Frustrated that some Baltimore public school students were sent home early on the first day of class due to hot weather, Maryland Gov. Larry Hogan blasted city and school leaders on Wednesday for not ensuring all buildings are fully air-conditioned.
The lack of air conditioning is “unbelievable,” the Republican governor said Wednesday.
On the first day of classes Monday, students were dismissed early from 24 city schools due to the heat, including 21 without air conditioning and three with units that need repair.
Hogan ticked through efforts to send money to city schools for air conditioning and ventilation work and claimed that “the work was not actually completed.”
“Protecting students from the sweltering heat is critically important and city leaders have continued to fail in this regard,” Hogan said at the start of a meeting of the Board of Public Works, which oversees state spending.
Hogan said having proper heating, ventilation and air conditioning systems are even more important as the coronavirus pandemic continues. Public health experts have said improving ventilation and air flow can reduce the risk of virus transmission, Hogan said.
Baltimore City Public Schools shot back in a statement, saying that the governor had approved the system’s plans to add air conditioning to all buildings by the 2022-2023 school year as long as state funding is available.
“City Schools is on track to meet that goal,” the statement said. “There would be no plan and and five-year timeline if the governor did not approve it first, yet he continually denies his role.”
Baltimore City and Baltimore County drew up plans for expanding air conditioning in 2017, after Hogan threatened to withhold millions of dollars in school renovation funding from the city and county. Hogan and Comptroller Peter Franchot had battled publicly for months with city and county leaders over the air conditioning issues.
The city school system’s statement said the number of schools without air conditioning has been reduced from 75 schools in 2017 to 21 schools today, which it qualifies as successful progress.
“If the governor is criticizing the plan, then he cannot dismiss his role in making it a reality. He approved our air conditioning plan in 2017,” the statement said. “City Schools is accountable to the community for implementing the plan the governor supported, and we are making progress on the plan.”

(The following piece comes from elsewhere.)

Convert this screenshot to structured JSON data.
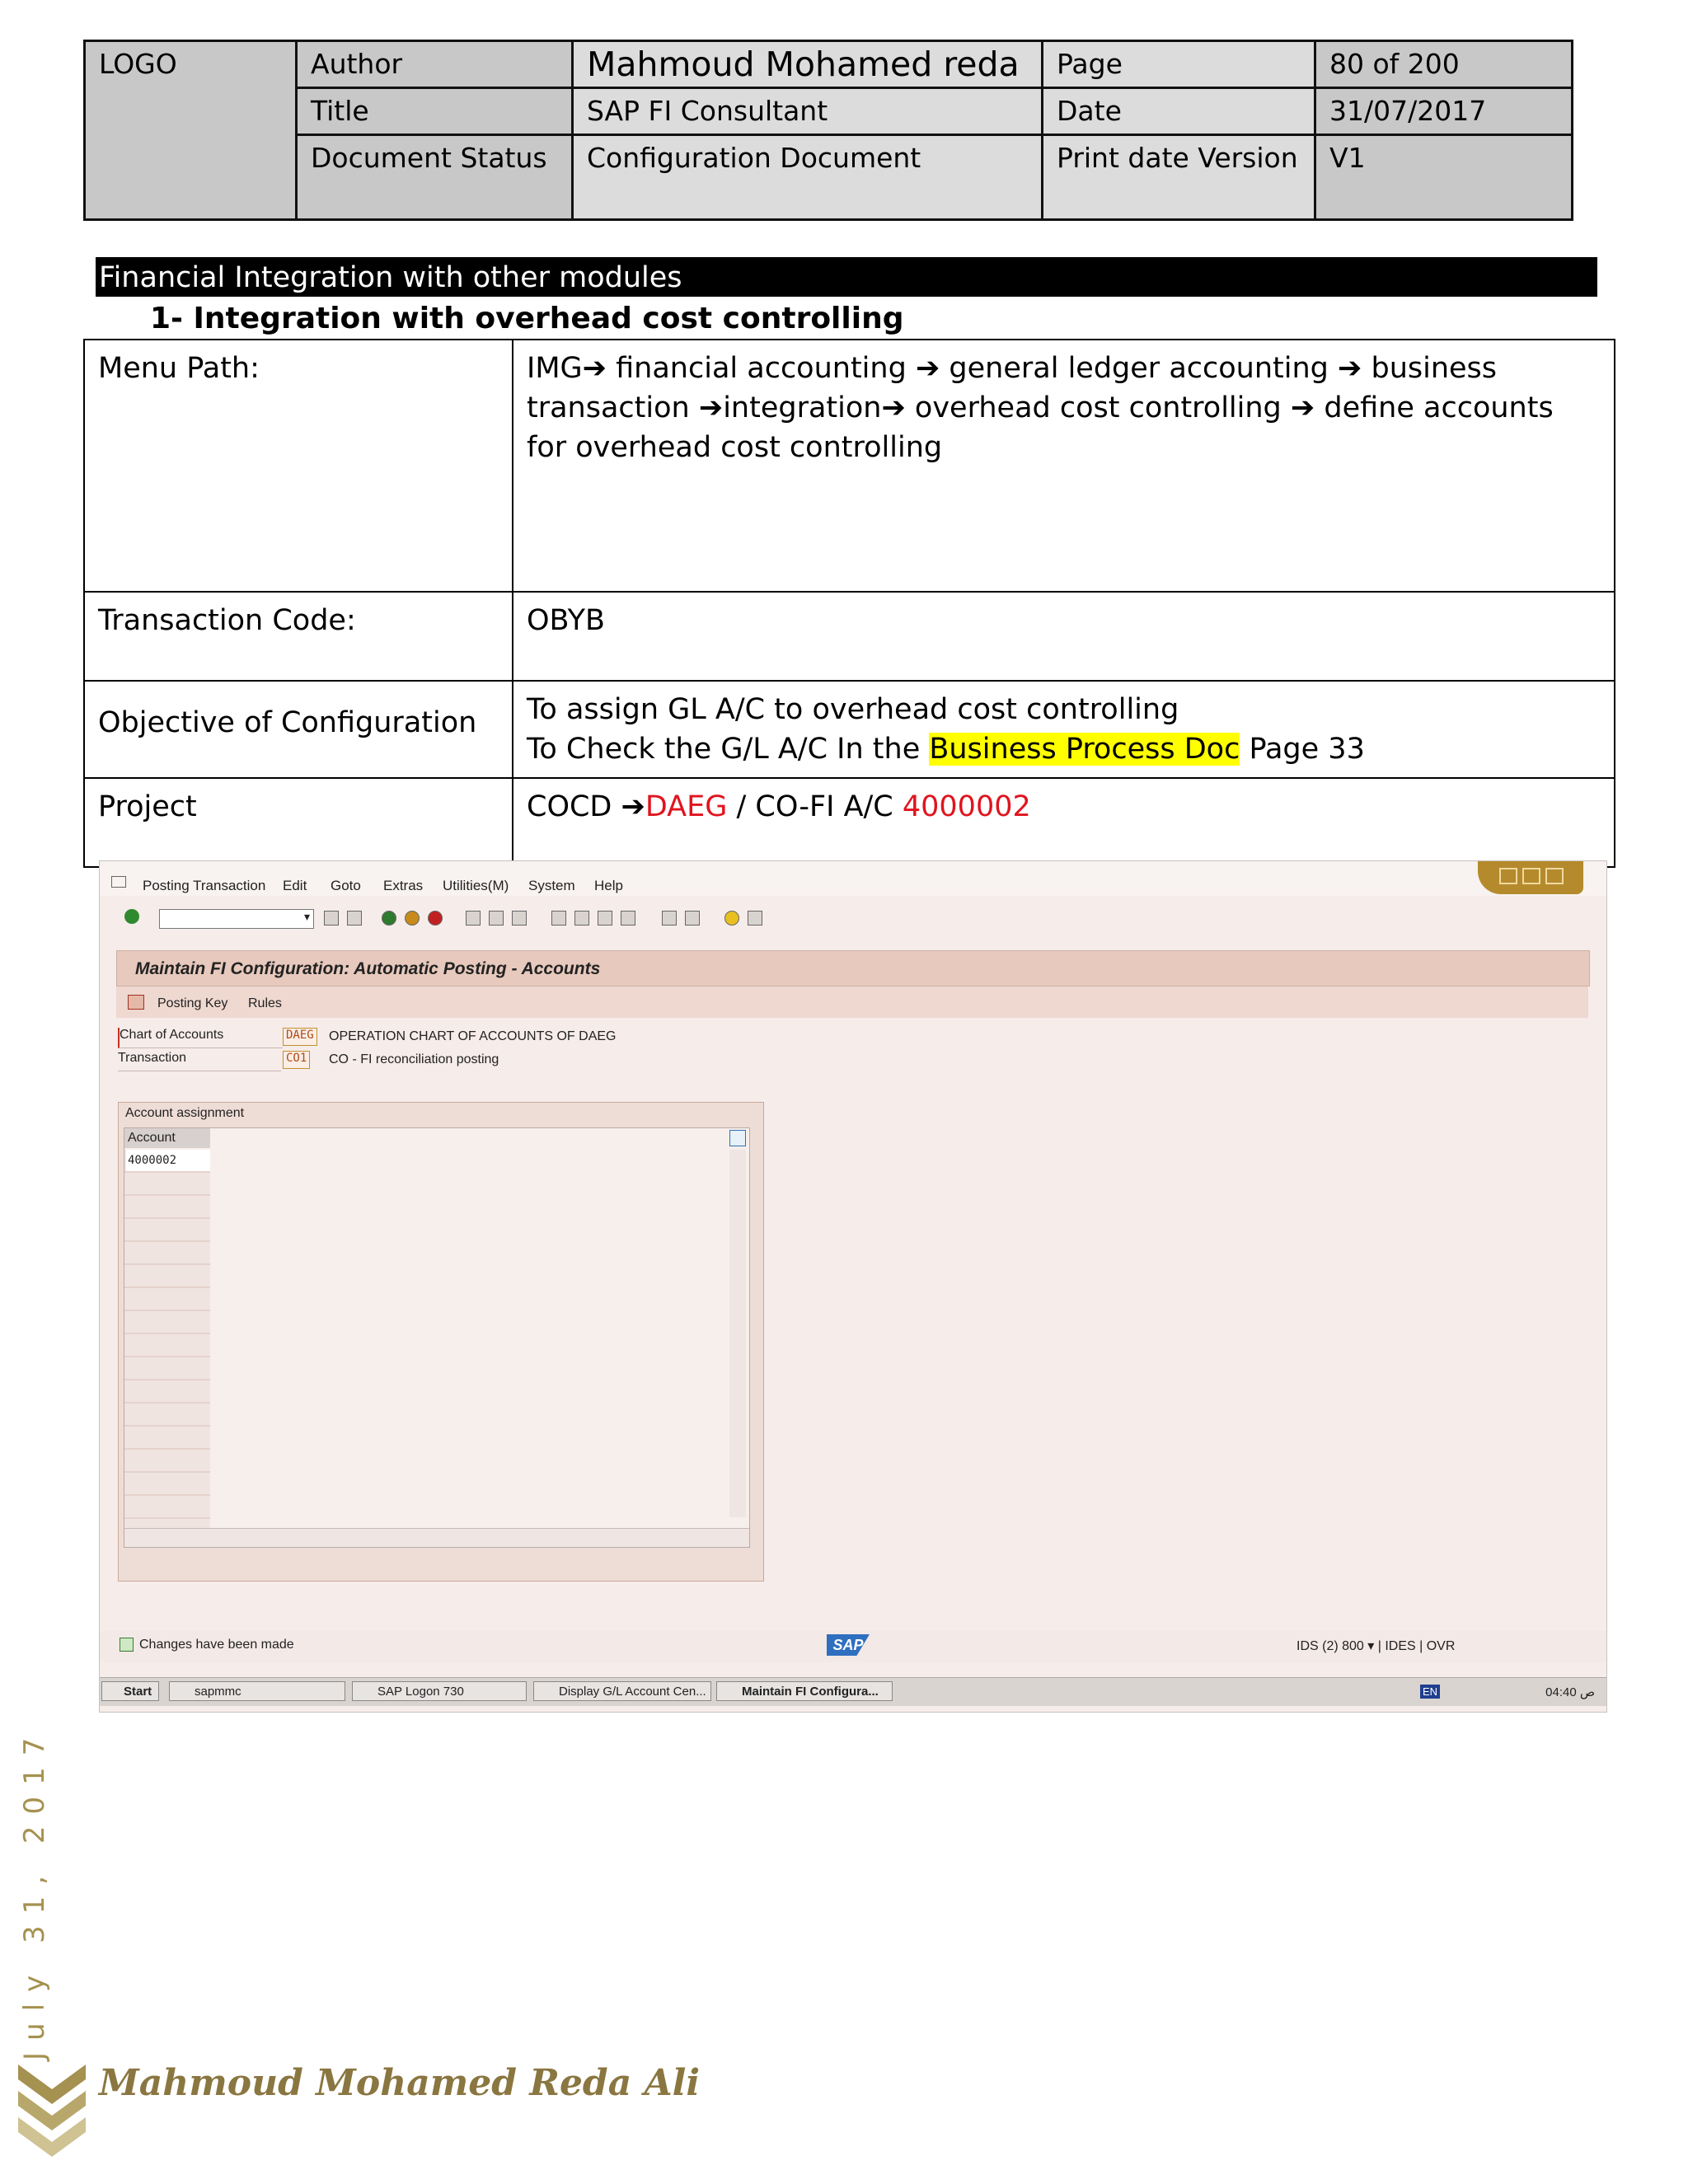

Franchot, also a Board of Public Works member, also criticized Baltimore schools, saying he was “unbelievably disheartened” by the early school dismissals. He said there’s not a lack of money, but a lack of “political will.”
“It’s local political hubris standing in the way of what we need to do for our kids,” said Franchot, a Democrat who is also running for governor.
Hogan said he’s directing the state schools superintendent and the state agency that oversees school construction to produce a district-by-district report on the use of state money for heating, air conditioning and ventilation projects.
Treasurer Nancy Kopp, who also sits on the Board of Public Works, said that while it’s good to have an accounting of how the money used, there has been significant progress in air conditioning schools.
“There are still some to go, but of course the five years aren’t over yet, either,” said Kopp, a Democrat.
But the implementation of the Built to Learn plan was delayed because Hogan vetoed a companion education reform bill. Lawmakers overrode that veto in the 2021 General Assembly session.